On Tuesday, the House Regulatory Reform, Commercial, and Antitrust Law Subcommittee held a hearing on the pending merger of American and U.S. Airways. While much of the conversation focused on the impact of the merger on prices and consumers, one witness told lawmakers that after the merger, foreign control and ownership restrictions and cabotage rules should be relaxed—a position that ALPA vehemently opposes.

Dr. Clifford Winston of the Brookings Institution testified, “If policy makers are concerned that the proposed American–US Airways merger may have anti-competitive effects . . . then an effective way to address those concerns, obtain the efficiency gains, and significantly benefit travelers would be to take steps to stimulate additional competition by creating a deregulated global airline industry. . . . The final step to create a highly competitive global airline industry would be for the United States to allow foreign airlines to serve U.S. domestic markets.”

Winston continued, “Clearly, competition would be even more intense in U.S. markets, and travelers would benefit from lower fares and service improvements if their choice of carriers were expanded to include discount carriers like Ryanair and global players like Qantas and British Airways.”

In defending the policy of expanded foreign access to U.S. markets, Winston told the panel: “If you think that’s a strange policy, then think about autos.”

Efforts to weaken foreign control and ownership standards and cabotage restrictions present a significant threat to the careers of ALPA pilots and the future of the U.S. airline industry.
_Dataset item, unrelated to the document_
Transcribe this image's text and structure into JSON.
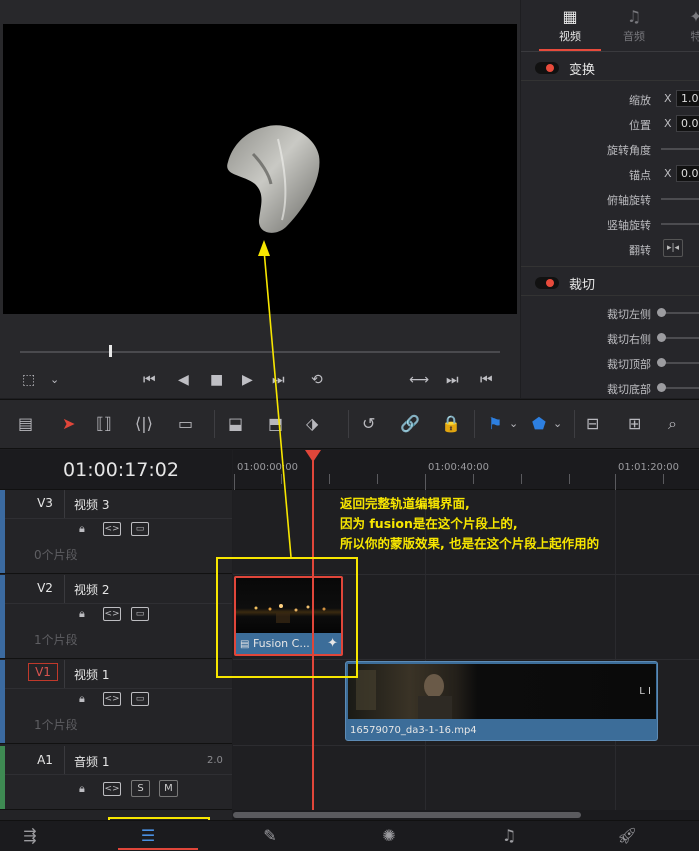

The current rules are rooted in basic security considerations and ensure that U.S. airline employees maintain a fair share of international flying opportunities. ALPA opposes all efforts to weaken or modify foreign ownership and cabotage rules. Read more about ALPA’s position on this proposal.